When my parents first got cable in their home (which happened about a year ago), I got into the habit of watching terrible bridal reality television with my sisters when I’d visit on weekends. The shows were inevitably chock full of bitching bratty brides wanting to look “perfect” on “their” day. They would whine about cake, flowers, hair, venues, and, most important of all the things to complain about, THEIR DRESS, the perfect dress that would make them feel like a perfect princess.

I’ve never related to the brides on these sorts of shows. It is very easy to lord it over them and their terrible priorities (and manners), and though it always seemed that they were focusing on all the wrong things, I am starting to wonder if maybe we are captured by the same idea, an idea that they’re just really bad at identifying and pursuing.

Because I think there really is something especially beautiful about a princess on her wedding day, something that I hope would be imbued to any bride, but it isn’t the fancy dress, the incredible flowers, or the lovely church.

Despite the crumbling of much of the English Royal family’s influence and importance, in this case, their traditions have remained grand. Kate has been declared worthy of marriage to a Prince by an official declaration by the Queen. She will be married by the Archbishop of Canterbury, who says he’s been meeting the couple privately and will stand as a life long protector and guide to their marriage. She will declare in front of the entire world life-long fidelity and faithfulness to Prince William, and therefore to the country he will someday head. She has sacrificed any chance at a private life in order to be a part of something much bigger.

There are very few times in an average women’s life when she gets to be that important, but her wedding day is a rare exception.
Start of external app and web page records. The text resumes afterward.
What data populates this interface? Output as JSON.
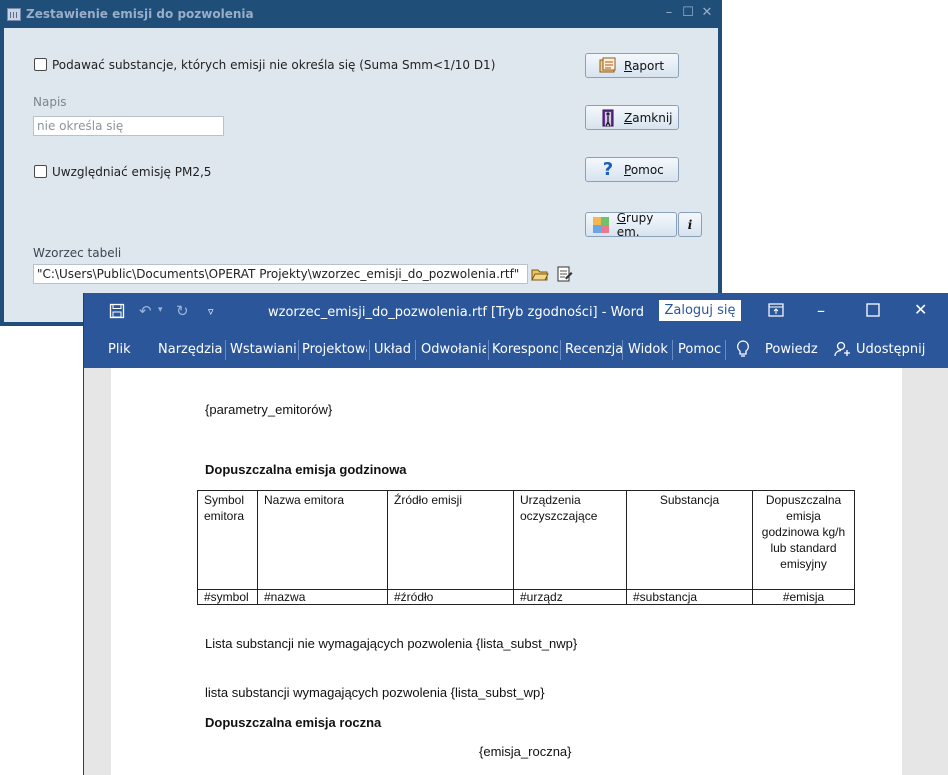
{
  "dialog": {
    "title": "Zestawienie  emisji do pozwolenia",
    "checkbox_substances_label": "Podawać substancje, których emisji nie określa się (Suma Smm<1/10 D1)",
    "napis_label": "Napis",
    "napis_value": "nie określa się",
    "checkbox_pm25_label": "Uwzględniać emisję PM2,5",
    "template_label": "Wzorzec tabeli",
    "template_path": "\"C:\\Users\\Public\\Documents\\OPERAT Projekty\\wzorzec_emisji_do_pozwolenia.rtf\"",
    "buttons": {
      "raport": "Raport",
      "zamknij": "Zamknij",
      "pomoc": "Pomoc",
      "grupy": "Grupy em.",
      "info": "i"
    }
  },
  "word": {
    "title": "wzorzec_emisji_do_pozwolenia.rtf [Tryb zgodności]  -  Word",
    "login_label": "Zaloguj się",
    "tabs": [
      "Plik",
      "Narzędzia",
      "Wstawianie",
      "Projektowanie",
      "Układ",
      "Odwołania",
      "Korespondencja",
      "Recenzja",
      "Widok",
      "Pomoc"
    ],
    "tell_me": "Powiedz",
    "share": "Udostępnij",
    "doc": {
      "param_line": "{parametry_emitorów}",
      "heading_hourly": "Dopuszczalna  emisja godzinowa",
      "table_headers": [
        "Symbol emitora",
        "Nazwa emitora",
        "Źródło emisji",
        "Urządzenia oczyszczające",
        "Substancja",
        "Dopuszczalna emisja godzinowa kg/h lub standard emisyjny"
      ],
      "table_row": [
        "#symbol",
        "#nazwa",
        "#źródło",
        "#urządz",
        "#substancja",
        "#emisja"
      ],
      "list_nwp": "Lista substancji nie wymagających pozwolenia {lista_subst_nwp}",
      "list_wp": "lista substancji wymagających pozwolenia  {lista_subst_wp}",
      "heading_annual": "Dopuszczalna emisja roczna",
      "annual_placeholder": "{emisja_roczna}"
    }
  }
}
With the decision to be married, every women gets the opportunity to make a declaration of great importance, a swearing of life-long loyalty to the one she loves, committing to a new family, and new way of life. On her wedding day she and her new husband are the guests of honor whose presence is the reason everyone is gathered. She is, for the day, like a princess, not because she’s been dressed up to look pretty and gets to have her every whim, but because she is making a covenantal commitment at the center of her community’s eye. She will be bestowed with flowers and gifts because she has done what less and less are willing to do; she has given her life to another for the sake of her God, herself, her community, and him. This is regal behavior if ever there was such a thing, even if it doesn’t come with a good hat or the ability to christen boats. And this, I think (though I could certainly be wrong), is why princesses still matter. They still represent the power, sacrifice, and place of honor a young woman can hold when she gives her life away.

And they’re so pretty too.